## SUPPLIED DATA
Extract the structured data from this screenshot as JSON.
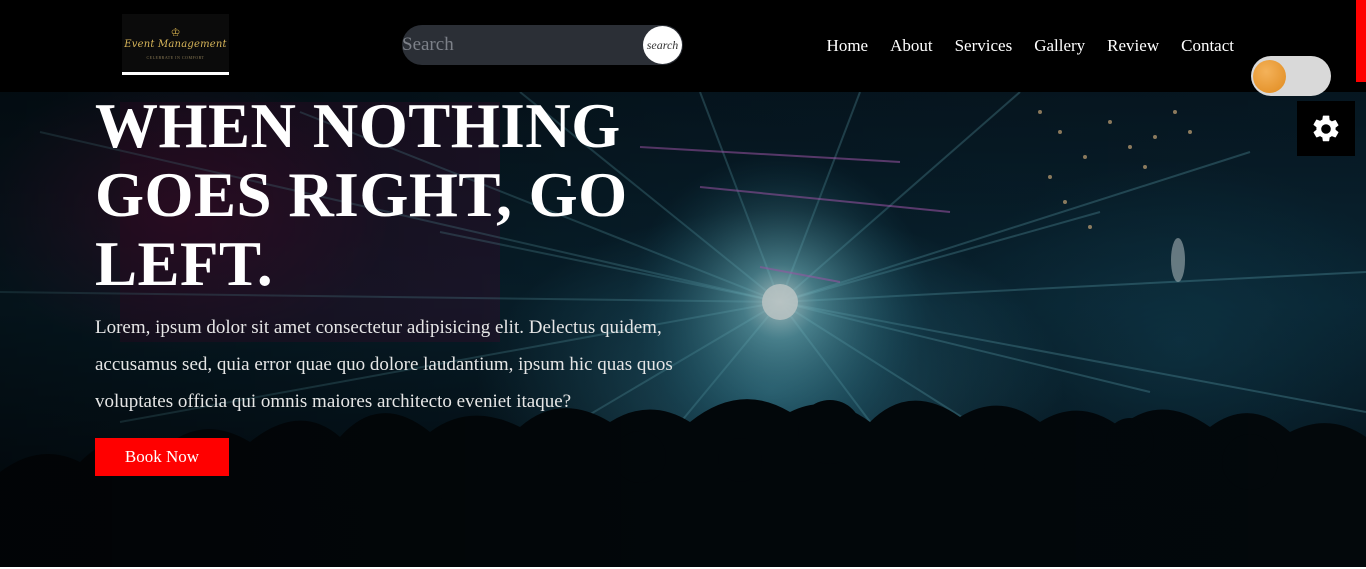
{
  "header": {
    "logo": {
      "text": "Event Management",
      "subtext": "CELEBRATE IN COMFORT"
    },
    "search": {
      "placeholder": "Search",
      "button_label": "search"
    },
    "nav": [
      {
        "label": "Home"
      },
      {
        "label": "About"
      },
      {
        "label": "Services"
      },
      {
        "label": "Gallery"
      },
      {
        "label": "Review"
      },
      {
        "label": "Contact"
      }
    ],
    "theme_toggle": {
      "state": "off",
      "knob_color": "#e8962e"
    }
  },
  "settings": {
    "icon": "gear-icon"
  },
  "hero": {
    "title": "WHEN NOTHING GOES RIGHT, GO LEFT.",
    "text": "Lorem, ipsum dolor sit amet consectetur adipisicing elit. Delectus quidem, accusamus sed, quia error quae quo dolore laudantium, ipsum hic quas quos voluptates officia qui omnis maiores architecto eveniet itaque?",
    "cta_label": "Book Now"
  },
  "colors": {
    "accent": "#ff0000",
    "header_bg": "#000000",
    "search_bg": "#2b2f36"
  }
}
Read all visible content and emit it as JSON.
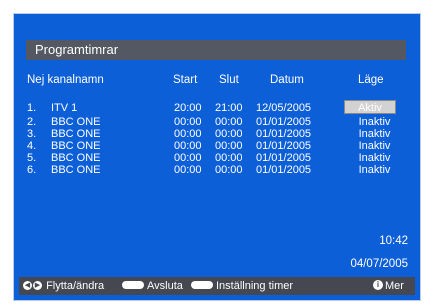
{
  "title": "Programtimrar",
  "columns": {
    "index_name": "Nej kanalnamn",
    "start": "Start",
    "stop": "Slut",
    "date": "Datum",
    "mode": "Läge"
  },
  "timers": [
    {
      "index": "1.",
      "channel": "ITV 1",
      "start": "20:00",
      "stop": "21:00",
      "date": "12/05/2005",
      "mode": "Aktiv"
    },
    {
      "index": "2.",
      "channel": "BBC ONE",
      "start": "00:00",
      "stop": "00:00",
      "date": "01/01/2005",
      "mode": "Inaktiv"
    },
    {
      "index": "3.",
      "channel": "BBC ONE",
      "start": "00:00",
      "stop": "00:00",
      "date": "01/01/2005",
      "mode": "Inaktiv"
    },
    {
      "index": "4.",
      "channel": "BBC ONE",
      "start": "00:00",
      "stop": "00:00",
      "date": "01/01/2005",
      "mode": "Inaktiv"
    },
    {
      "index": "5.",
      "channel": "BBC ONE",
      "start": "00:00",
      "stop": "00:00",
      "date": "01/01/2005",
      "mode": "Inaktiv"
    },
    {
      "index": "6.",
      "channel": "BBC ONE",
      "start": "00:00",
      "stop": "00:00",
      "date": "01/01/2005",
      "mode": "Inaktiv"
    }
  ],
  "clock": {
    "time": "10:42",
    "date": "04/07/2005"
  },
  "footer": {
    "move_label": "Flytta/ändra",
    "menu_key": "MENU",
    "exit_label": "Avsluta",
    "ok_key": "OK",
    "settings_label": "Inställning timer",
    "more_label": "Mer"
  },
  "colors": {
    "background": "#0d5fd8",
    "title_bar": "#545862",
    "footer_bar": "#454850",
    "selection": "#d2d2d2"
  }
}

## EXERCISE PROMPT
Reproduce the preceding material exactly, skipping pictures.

## SOLUTION TO THIS PROBLEM
Extract the structured data from this screenshot as JSON.
{
  "header": {
    "logo": {
      "text": "Event Management",
      "subtext": "CELEBRATE IN COMFORT"
    },
    "search": {
      "placeholder": "Search",
      "button_label": "search"
    },
    "nav": [
      {
        "label": "Home"
      },
      {
        "label": "About"
      },
      {
        "label": "Services"
      },
      {
        "label": "Gallery"
      },
      {
        "label": "Review"
      },
      {
        "label": "Contact"
      }
    ],
    "theme_toggle": {
      "state": "off",
      "knob_color": "#e8962e"
    }
  },
  "settings": {
    "icon": "gear-icon"
  },
  "hero": {
    "title": "WHEN NOTHING GOES RIGHT, GO LEFT.",
    "text": "Lorem, ipsum dolor sit amet consectetur adipisicing elit. Delectus quidem, accusamus sed, quia error quae quo dolore laudantium, ipsum hic quas quos voluptates officia qui omnis maiores architecto eveniet itaque?",
    "cta_label": "Book Now"
  },
  "colors": {
    "accent": "#ff0000",
    "header_bg": "#000000",
    "search_bg": "#2b2f36"
  }
}
Read all visible content and emit it as JSON.
{
  "title": "Programtimrar",
  "columns": {
    "index_name": "Nej kanalnamn",
    "start": "Start",
    "stop": "Slut",
    "date": "Datum",
    "mode": "Läge"
  },
  "timers": [
    {
      "index": "1.",
      "channel": "ITV 1",
      "start": "20:00",
      "stop": "21:00",
      "date": "12/05/2005",
      "mode": "Aktiv"
    },
    {
      "index": "2.",
      "channel": "BBC ONE",
      "start": "00:00",
      "stop": "00:00",
      "date": "01/01/2005",
      "mode": "Inaktiv"
    },
    {
      "index": "3.",
      "channel": "BBC ONE",
      "start": "00:00",
      "stop": "00:00",
      "date": "01/01/2005",
      "mode": "Inaktiv"
    },
    {
      "index": "4.",
      "channel": "BBC ONE",
      "start": "00:00",
      "stop": "00:00",
      "date": "01/01/2005",
      "mode": "Inaktiv"
    },
    {
      "index": "5.",
      "channel": "BBC ONE",
      "start": "00:00",
      "stop": "00:00",
      "date": "01/01/2005",
      "mode": "Inaktiv"
    },
    {
      "index": "6.",
      "channel": "BBC ONE",
      "start": "00:00",
      "stop": "00:00",
      "date": "01/01/2005",
      "mode": "Inaktiv"
    }
  ],
  "clock": {
    "time": "10:42",
    "date": "04/07/2005"
  },
  "footer": {
    "move_label": "Flytta/ändra",
    "menu_key": "MENU",
    "exit_label": "Avsluta",
    "ok_key": "OK",
    "settings_label": "Inställning timer",
    "more_label": "Mer"
  },
  "colors": {
    "background": "#0d5fd8",
    "title_bar": "#545862",
    "footer_bar": "#454850",
    "selection": "#d2d2d2"
  }
}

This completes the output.